Hyperactivity and ADHD are not the only effects of food dyes; Cancer is also a high concern. This was brought to some consumers attention when manufacturers tested the dye Red #3 in 1990. The dye was concluded to contain carcinogens (cancer causing substance in the tissue). There was also a possible cancer concern in Yellow 5 and 6. The two dyes were thought to contain Benzidine. The International Agency for Research on cancer determined benzidine as a carcinogen in 2001. Most companies along with the FDA are aware of what is in the dye but don't want to hurt “business”. The FDA even set limits that ensures that “a dye will not pose a lifetime risk greater than one cancer in one million people” (Kobylewski, Sarah).
The nine dyes approved for use are, Blue #1, Blue #2, Red #40, Citrus Red #2 (only used to color peels of some Florida oranges and rarely used), Green #3, Orange B (only for coloring sausage casings, not used anymore), Red #3, Yellow #5, and Yellow #6 (FDA). Several petitions have been started to hopefully have the FDA see why these horrific artificial colorings need to be banned. An astonishing amount of the food we consume is processed or artificial. About seventy percent of the diet of an average American is from processed foods. Foods are processed to make them “safe” by removing harmful bacteria and prolonging shelf life. Food dye only makes the food you are consuming worse. Products are only dyed for “decoration”. The dye does absolutely nothing to improve the nutritional quality or safety of the food (CSPI ).
There are several natural alternatives that are safer than food dye. Some alternates include beet juice, paprika, turmeric, carrot juice, and red cabbage. However, “natural” does not always mean it is safe. The colorings Carmine and Cochineal are obtained from Cochineal insects and are known to cause a rare cancer. The United States uses food dye in a large variety of foods. Examples includes Red Dye #40 in McDonald's Strawberry Sundae, and Yellow #6 and Red Dye #40 in orange Fanta. This is often compared to the European Union which has issued a warning label on dyed foods. The label reads, “May have an adverse effect on activity and attention in children”. As a result, most companies in the United Kingdom now use natural and organic colorings.
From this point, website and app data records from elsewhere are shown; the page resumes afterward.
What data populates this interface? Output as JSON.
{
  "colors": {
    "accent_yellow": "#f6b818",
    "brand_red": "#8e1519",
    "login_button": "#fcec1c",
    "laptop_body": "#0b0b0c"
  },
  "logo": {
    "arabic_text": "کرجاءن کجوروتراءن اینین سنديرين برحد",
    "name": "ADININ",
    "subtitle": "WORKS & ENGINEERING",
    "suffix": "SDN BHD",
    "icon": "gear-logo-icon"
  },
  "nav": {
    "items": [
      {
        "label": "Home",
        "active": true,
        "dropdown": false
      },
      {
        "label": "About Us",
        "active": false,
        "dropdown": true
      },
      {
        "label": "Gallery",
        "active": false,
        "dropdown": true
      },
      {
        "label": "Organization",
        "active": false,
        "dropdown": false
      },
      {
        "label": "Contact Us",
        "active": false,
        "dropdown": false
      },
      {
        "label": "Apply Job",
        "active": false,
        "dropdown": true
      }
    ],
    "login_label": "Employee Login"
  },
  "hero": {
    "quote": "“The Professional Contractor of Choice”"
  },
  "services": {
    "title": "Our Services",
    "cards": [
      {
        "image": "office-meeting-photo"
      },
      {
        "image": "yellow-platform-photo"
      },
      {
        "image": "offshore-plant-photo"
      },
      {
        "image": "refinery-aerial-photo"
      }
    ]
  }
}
Eating involves more than just taste. While it may be hard to think about all the foods you may consume with dye, finding better natural foods are very simple. Stores such as Whole Foods and Trader Joe’s are free of food containing any artificial dye. Knowing what we are consuming is very important to our health and especially children's health across the nation. Americans have no idea about the effects of food dye since it is not listed on the nutrition label. Therefore, warning labels need to be placed on food products containing dye. Without knowledge of food dye, America could be poisoned.